Work item: If a line in the records below contains the word "learning", return that line.

Items listed in a dataset:
- - -

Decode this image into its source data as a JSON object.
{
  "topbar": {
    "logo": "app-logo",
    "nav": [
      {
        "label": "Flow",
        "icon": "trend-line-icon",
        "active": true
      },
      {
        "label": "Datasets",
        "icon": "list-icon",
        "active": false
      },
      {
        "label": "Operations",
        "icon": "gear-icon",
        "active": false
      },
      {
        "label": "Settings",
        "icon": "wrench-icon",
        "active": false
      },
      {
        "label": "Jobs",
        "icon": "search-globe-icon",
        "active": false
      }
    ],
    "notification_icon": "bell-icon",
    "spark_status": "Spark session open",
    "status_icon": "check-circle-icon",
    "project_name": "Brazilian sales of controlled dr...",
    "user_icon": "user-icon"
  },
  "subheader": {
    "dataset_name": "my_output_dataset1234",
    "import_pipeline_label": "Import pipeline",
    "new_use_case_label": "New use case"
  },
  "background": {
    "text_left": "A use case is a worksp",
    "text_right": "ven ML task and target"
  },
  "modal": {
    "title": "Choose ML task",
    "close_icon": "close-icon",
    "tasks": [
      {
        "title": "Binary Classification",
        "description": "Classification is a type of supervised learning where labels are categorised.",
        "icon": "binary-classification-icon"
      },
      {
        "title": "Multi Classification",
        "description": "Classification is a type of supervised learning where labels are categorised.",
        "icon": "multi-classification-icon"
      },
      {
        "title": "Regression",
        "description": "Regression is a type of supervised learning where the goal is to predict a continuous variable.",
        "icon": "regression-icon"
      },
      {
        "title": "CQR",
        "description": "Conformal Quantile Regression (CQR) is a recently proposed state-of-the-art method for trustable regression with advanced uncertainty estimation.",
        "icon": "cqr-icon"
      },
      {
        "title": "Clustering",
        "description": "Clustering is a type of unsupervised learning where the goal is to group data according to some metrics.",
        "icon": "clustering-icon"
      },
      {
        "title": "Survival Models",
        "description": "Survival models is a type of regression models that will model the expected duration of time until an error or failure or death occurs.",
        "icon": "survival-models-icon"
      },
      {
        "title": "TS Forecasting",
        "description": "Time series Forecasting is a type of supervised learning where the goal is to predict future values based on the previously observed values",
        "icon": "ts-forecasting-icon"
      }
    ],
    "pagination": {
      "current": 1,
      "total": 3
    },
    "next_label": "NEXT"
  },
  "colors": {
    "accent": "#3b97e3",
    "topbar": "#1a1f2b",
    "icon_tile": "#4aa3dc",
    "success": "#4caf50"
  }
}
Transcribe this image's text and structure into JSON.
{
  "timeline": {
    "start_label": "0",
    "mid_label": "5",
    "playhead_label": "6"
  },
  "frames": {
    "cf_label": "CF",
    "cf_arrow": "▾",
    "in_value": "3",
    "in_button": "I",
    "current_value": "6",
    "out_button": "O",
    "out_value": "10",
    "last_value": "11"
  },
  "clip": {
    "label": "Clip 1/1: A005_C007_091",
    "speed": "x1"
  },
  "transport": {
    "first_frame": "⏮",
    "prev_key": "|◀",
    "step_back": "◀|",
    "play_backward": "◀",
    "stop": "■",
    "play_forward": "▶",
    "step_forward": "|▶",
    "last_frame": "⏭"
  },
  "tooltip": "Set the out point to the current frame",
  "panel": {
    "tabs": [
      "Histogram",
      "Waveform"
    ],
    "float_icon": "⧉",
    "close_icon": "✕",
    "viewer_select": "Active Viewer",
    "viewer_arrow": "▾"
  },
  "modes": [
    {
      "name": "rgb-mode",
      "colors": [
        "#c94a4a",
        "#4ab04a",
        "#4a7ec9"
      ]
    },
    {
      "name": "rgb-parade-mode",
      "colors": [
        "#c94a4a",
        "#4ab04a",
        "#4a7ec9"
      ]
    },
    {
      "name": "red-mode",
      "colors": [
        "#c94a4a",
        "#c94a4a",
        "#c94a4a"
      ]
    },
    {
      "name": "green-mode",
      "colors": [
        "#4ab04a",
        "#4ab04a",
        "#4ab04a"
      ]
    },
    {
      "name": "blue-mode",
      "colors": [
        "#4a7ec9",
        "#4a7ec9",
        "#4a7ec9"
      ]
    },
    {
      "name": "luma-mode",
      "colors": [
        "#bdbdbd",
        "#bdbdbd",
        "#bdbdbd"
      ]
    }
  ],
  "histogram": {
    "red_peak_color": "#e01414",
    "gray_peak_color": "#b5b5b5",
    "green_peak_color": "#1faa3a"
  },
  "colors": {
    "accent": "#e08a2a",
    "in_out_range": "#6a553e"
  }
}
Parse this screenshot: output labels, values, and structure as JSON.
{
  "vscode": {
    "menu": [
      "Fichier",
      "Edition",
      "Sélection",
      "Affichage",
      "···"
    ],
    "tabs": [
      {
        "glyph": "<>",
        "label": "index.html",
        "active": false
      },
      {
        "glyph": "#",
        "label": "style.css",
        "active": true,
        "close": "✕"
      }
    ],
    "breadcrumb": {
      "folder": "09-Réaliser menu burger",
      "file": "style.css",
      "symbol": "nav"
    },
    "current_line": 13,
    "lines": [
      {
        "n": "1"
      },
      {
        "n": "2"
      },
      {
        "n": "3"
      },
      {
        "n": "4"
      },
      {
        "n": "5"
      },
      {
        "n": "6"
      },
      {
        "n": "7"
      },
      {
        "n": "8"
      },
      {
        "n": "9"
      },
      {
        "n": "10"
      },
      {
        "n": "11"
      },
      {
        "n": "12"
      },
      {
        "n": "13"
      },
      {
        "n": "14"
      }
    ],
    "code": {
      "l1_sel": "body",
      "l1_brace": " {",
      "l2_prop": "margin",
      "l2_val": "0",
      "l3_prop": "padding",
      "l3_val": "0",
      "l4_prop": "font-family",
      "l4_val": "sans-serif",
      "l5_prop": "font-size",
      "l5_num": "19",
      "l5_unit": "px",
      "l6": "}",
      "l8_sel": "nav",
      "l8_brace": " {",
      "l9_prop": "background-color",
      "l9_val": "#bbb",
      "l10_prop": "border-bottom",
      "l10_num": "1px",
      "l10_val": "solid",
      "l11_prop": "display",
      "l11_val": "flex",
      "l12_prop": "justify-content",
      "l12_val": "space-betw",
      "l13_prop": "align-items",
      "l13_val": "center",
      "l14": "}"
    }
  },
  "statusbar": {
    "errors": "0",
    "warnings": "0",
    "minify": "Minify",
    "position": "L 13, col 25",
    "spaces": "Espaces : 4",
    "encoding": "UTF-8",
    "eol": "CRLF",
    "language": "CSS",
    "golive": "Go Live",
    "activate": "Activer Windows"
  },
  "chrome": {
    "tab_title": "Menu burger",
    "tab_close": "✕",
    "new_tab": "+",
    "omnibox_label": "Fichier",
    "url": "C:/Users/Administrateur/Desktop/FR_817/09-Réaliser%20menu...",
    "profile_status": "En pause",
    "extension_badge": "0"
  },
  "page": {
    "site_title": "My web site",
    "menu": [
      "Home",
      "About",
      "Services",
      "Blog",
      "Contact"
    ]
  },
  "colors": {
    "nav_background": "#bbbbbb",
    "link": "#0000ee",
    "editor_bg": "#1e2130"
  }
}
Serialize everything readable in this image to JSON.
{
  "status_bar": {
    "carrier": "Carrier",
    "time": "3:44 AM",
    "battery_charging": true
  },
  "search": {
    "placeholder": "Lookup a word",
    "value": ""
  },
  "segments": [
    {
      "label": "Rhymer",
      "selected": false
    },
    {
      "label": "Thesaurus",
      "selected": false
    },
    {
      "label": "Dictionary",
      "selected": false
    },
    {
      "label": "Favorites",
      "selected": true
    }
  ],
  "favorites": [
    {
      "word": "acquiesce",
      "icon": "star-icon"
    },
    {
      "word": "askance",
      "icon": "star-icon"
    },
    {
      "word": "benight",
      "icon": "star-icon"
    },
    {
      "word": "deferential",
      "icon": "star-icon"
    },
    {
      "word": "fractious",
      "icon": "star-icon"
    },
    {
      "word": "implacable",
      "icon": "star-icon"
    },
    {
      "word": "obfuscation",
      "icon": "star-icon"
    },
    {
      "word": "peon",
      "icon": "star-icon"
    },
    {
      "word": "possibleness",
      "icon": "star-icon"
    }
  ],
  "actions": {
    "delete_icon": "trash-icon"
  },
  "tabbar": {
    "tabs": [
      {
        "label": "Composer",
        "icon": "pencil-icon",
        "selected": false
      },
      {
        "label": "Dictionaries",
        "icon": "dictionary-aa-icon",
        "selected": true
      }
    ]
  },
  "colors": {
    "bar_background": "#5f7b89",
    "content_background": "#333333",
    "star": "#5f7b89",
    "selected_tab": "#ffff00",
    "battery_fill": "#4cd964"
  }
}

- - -

Task response:
        "description": "Classification is a type of supervised learning where labels are categorised.",
        "description": "Classification is a type of supervised learning where labels are categorised.",
        "description": "Regression is a type of supervised learning where the goal is to predict a continuous variable.",
        "description": "Clustering is a type of unsupervised learning where the goal is to group data according to some metrics.",
        "description": "Time series Forecasting is a type of supervised learning where the goal is to predict future values based on the previously observed values",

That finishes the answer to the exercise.